From Socialist Review, No. 12, May–June 1979, p. 29.
Transcribed & marked up by Einde O’Callaghan for the Marxists’ Internet Archive.
Injustice: The Social Basis of Obedience and Revolt
This is a very pretentious and a very bad book.
It sets out to ‘uncover recurring elements in the diversity of moral codes’, and then to explain the conditions under which people feel such intense moral revulsion against an existing social order as to rebel against it.
The author attempts this by looking at certain key moments in German history – 1848, the revolutionary years of 1918-20, the rise of Hitler – allegedly on the basis of the experience of the workers who lived through them.
Harrington Moore does not, however, even begin to rise to the task he sets himself. The material he uses to assess workers attitudes is scampy, ‘despite his pretentious claims (usually the biographies of union bureaucrats or the impression of outsiders who made flying visits to the working class, as one source admits in its title Three Months a Factory Worker!)
He draws glib general conclusions that just don’t fit in with other in-depth studies of the German working class (contrast his view of the Ruhr miners and steel workers with with that of Erhard Lucas’ excellent account of the reactions of two quite different groups of workers to the First World War and after, in Zwei Formen der Arbeiterradicalismus).
He interprets material in a quite arbitrary way (for instance, he concludes that the majority of the population in the Ruhr in 1918-19 could not have been ‘proletarian’ by excluding from this category all those employed in the agricultural or government sectors – and by claiming that women workers were not ‘a classical proletariat’!).
Barrington Moore’s worst fault, however, is inserting his own subjective value judgements and giving them the air of being profound factual statements. Again and again he asserts that ‘the evidence shows’ that ‘the workers were not revolutionary’ – yet his evidence consists merely in his own assertions.
Once or twice he nearly admits this: ‘I would hazard the suggestion’, he is honest enough to write at one point, ‘that in any of the great revolutions that have succeeded, the mass of the followers have not consciously willed an overturn of the social order’. Elsewhere he is dishonest enough to treat such ‘suggestions’ as the result of factual research.
Like most academics, he displays a hardly concealed aversion to the notion that the great mass of people can ever discuss political and social problems with the same seriousness as himself.
And so the very real arguments that raged in papers and pamphlets, at Congresses and mass meetings, on picket lines and in detachment of the Bavarian and Ruhr Red Armies, between social democrats and centrists and revolutionaries, disappear beneath his personal conviction that the only practical choices in 1918-20 were those posed by the ‘practical’ leaders of the right – and left – social democratic parties.

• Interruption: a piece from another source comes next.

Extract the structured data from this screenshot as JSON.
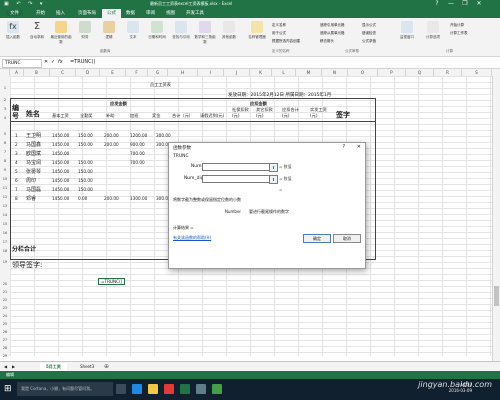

Not that Barrington Moore can ignore all the facts that rebel against the straight jacket he imposes on history. After all, he can hardly deny that the Berlin workers (or at least some of them) did rise up in January and March 1919; that the Bavarian soviet republic was declared with widespread working class support; that the 60,000 strong Ruhr Red Army did drive the German army out of the heartland of German industry.
But he belittles these actions by claiming that they were merely ‘defensive actions’, carried through by workers who did not want to overthrow existing society. It simply does not occur to him that workers are human beings, just as capable as himself of knowing that a system that drives them to bitter defensive actions needs to be overthrown.
Underlying all his arguments is a notion that he shares with so many liberals, social democrats and Eurocommunists: that consciousness is a static property of individuals and classes in the same way as hair colouring or physical size.
He just cannot conceive of it as it really is: a dynamic aspect of the interaction between human beings and social and physical environment that is continually undergoing quantitative and qualitative transformations.
Barrington Moore used to be said to be one of the better representatives of academic ‘social science’. This book only underlines how remote that social science is from coming to terms with the flux and reflux of history as it is made by living human beings.
Last updated on 4 October 2016